§ **Recorded data**:
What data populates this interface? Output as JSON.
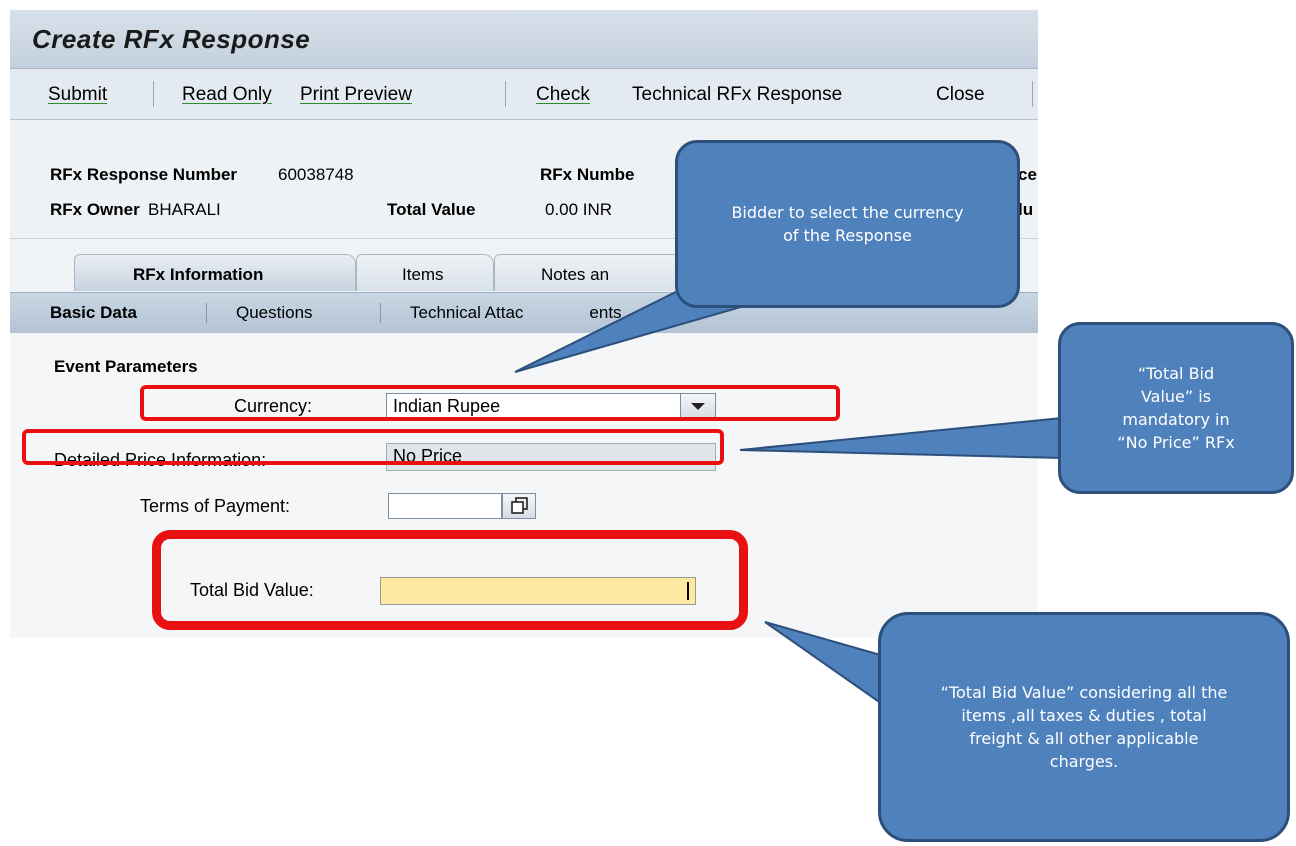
{
  "window": {
    "title": "Create RFx Response"
  },
  "toolbar": {
    "submit": "Submit",
    "read_only": "Read Only",
    "print_preview": "Print Preview",
    "check": "Check",
    "technical_response": "Technical RFx Response",
    "close": "Close"
  },
  "header": {
    "response_number_label": "RFx Response Number",
    "response_number_value": "60038748",
    "rfx_number_label": "RFx Numbe",
    "owner_label": "RFx Owner",
    "owner_value": "BHARALI",
    "total_value_label": "Total Value",
    "total_value_value": "0.00 INR",
    "cut_1": "ce",
    "cut_2": "lu"
  },
  "tabs": [
    "RFx Information",
    "Items",
    "Notes an"
  ],
  "subtabs": [
    "Basic Data",
    "Questions",
    "Technical Attac",
    "ents"
  ],
  "form": {
    "section_title": "Event Parameters",
    "currency_label": "Currency:",
    "currency_value": "Indian Rupee",
    "price_info_label": "Detailed Price Information:",
    "price_info_value": "No Price",
    "payment_terms_label": "Terms of Payment:",
    "payment_terms_value": "",
    "total_bid_label": "Total Bid Value:",
    "total_bid_value": ""
  },
  "callouts": {
    "currency_note": "Bidder to select the currency of the Response",
    "mandatory_note": "“Total Bid Value” is mandatory in “No Price” RFx",
    "total_note": "“Total Bid Value” considering all the items ,all taxes & duties , total freight & all other applicable charges."
  },
  "colors": {
    "highlight_red": "#e81010",
    "callout_fill": "#4f81bd",
    "callout_border": "#2c4f7c",
    "bid_field_fill": "#fdeaa0"
  },
  "icons": {
    "dropdown": "chevron-down-icon",
    "value_help": "value-help-icon"
  }
}
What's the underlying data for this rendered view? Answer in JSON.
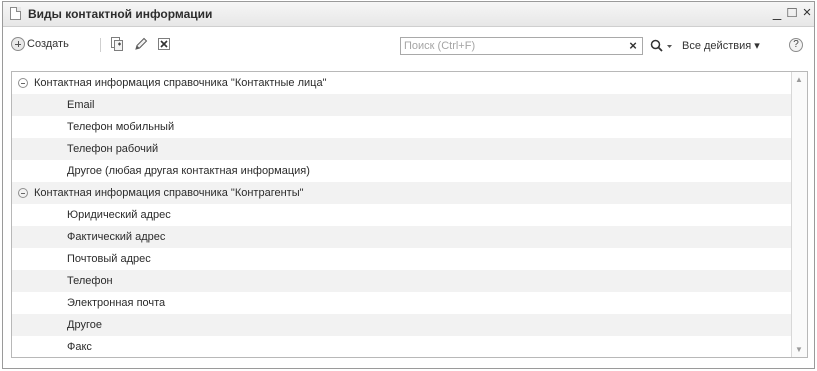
{
  "window": {
    "title": "Виды контактной информации",
    "minimize": "_",
    "maximize": "□",
    "close": "×"
  },
  "toolbar": {
    "create_label": "Создать",
    "search_placeholder": "Поиск (Ctrl+F)",
    "search_clear": "×",
    "all_actions_label": "Все действия ▾",
    "help_label": "?"
  },
  "icons": {
    "create": "plus-circle-icon",
    "copy": "copy-icon",
    "edit": "pencil-icon",
    "delete": "delete-mark-icon",
    "search": "magnifier-icon",
    "help": "question-icon"
  },
  "list": {
    "rows": [
      {
        "text": "Контактная информация справочника \"Контактные лица\"",
        "group": true
      },
      {
        "text": "Email",
        "group": false
      },
      {
        "text": "Телефон мобильный",
        "group": false
      },
      {
        "text": "Телефон рабочий",
        "group": false
      },
      {
        "text": "Другое (любая другая контактная информация)",
        "group": false
      },
      {
        "text": "Контактная информация справочника \"Контрагенты\"",
        "group": true
      },
      {
        "text": "Юридический адрес",
        "group": false
      },
      {
        "text": "Фактический адрес",
        "group": false
      },
      {
        "text": "Почтовый адрес",
        "group": false
      },
      {
        "text": "Телефон",
        "group": false
      },
      {
        "text": "Электронная почта",
        "group": false
      },
      {
        "text": "Другое",
        "group": false
      },
      {
        "text": "Факс",
        "group": false
      }
    ]
  },
  "colors": {
    "stripe": "#f2f2f2",
    "text": "#2b2b2b"
  }
}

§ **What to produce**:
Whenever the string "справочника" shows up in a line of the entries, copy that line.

§ **Answer to this exercise**:
        "text": "Контактная информация справочника \"Контактные лица\"",
        "text": "Контактная информация справочника \"Контрагенты\"",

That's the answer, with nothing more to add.